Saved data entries
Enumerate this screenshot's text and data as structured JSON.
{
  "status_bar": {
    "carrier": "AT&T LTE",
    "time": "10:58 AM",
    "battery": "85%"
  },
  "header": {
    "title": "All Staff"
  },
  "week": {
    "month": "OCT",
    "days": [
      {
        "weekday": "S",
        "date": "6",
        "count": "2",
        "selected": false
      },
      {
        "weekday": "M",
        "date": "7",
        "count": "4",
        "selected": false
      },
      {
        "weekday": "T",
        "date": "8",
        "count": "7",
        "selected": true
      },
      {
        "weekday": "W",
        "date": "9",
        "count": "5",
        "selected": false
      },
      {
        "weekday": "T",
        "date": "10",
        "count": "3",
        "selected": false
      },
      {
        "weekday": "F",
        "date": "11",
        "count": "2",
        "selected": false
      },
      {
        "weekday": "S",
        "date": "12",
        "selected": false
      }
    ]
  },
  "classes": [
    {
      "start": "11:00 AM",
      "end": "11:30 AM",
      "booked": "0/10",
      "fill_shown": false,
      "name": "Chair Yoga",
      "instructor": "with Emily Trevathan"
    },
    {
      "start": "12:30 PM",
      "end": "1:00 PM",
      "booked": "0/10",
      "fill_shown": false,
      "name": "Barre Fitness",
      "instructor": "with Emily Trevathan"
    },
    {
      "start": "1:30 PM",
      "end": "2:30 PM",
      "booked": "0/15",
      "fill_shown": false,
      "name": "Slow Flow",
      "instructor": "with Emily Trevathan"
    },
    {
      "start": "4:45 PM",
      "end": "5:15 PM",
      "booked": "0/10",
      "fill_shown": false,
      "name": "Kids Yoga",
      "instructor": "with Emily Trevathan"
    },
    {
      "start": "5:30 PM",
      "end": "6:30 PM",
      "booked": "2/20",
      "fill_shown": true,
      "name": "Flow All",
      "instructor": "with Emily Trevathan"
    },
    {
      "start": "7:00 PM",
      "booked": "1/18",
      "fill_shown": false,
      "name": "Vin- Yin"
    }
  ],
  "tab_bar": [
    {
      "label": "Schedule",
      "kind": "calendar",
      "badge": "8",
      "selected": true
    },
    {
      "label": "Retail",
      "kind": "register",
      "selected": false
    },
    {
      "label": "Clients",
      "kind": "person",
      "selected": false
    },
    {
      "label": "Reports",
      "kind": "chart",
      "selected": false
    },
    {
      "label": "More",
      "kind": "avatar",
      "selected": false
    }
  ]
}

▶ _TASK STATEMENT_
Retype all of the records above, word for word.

▶ _SOLUTION_
Enumerate this screenshot's text and data as structured JSON.
{
  "status_bar": {
    "carrier": "AT&T LTE",
    "time": "10:58 AM",
    "battery": "85%"
  },
  "header": {
    "title": "All Staff"
  },
  "week": {
    "month": "OCT",
    "days": [
      {
        "weekday": "S",
        "date": "6",
        "count": "2",
        "selected": false
      },
      {
        "weekday": "M",
        "date": "7",
        "count": "4",
        "selected": false
      },
      {
        "weekday": "T",
        "date": "8",
        "count": "7",
        "selected": true
      },
      {
        "weekday": "W",
        "date": "9",
        "count": "5",
        "selected": false
      },
      {
        "weekday": "T",
        "date": "10",
        "count": "3",
        "selected": false
      },
      {
        "weekday": "F",
        "date": "11",
        "count": "2",
        "selected": false
      },
      {
        "weekday": "S",
        "date": "12",
        "selected": false
      }
    ]
  },
  "classes": [
    {
      "start": "11:00 AM",
      "end": "11:30 AM",
      "booked": "0/10",
      "fill_shown": false,
      "name": "Chair Yoga",
      "instructor": "with Emily Trevathan"
    },
    {
      "start": "12:30 PM",
      "end": "1:00 PM",
      "booked": "0/10",
      "fill_shown": false,
      "name": "Barre Fitness",
      "instructor": "with Emily Trevathan"
    },
    {
      "start": "1:30 PM",
      "end": "2:30 PM",
      "booked": "0/15",
      "fill_shown": false,
      "name": "Slow Flow",
      "instructor": "with Emily Trevathan"
    },
    {
      "start": "4:45 PM",
      "end": "5:15 PM",
      "booked": "0/10",
      "fill_shown": false,
      "name": "Kids Yoga",
      "instructor": "with Emily Trevathan"
    },
    {
      "start": "5:30 PM",
      "end": "6:30 PM",
      "booked": "2/20",
      "fill_shown": true,
      "name": "Flow All",
      "instructor": "with Emily Trevathan"
    },
    {
      "start": "7:00 PM",
      "booked": "1/18",
      "fill_shown": false,
      "name": "Vin- Yin"
    }
  ],
  "tab_bar": [
    {
      "label": "Schedule",
      "kind": "calendar",
      "badge": "8",
      "selected": true
    },
    {
      "label": "Retail",
      "kind": "register",
      "selected": false
    },
    {
      "label": "Clients",
      "kind": "person",
      "selected": false
    },
    {
      "label": "Reports",
      "kind": "chart",
      "selected": false
    },
    {
      "label": "More",
      "kind": "avatar",
      "selected": false
    }
  ]
}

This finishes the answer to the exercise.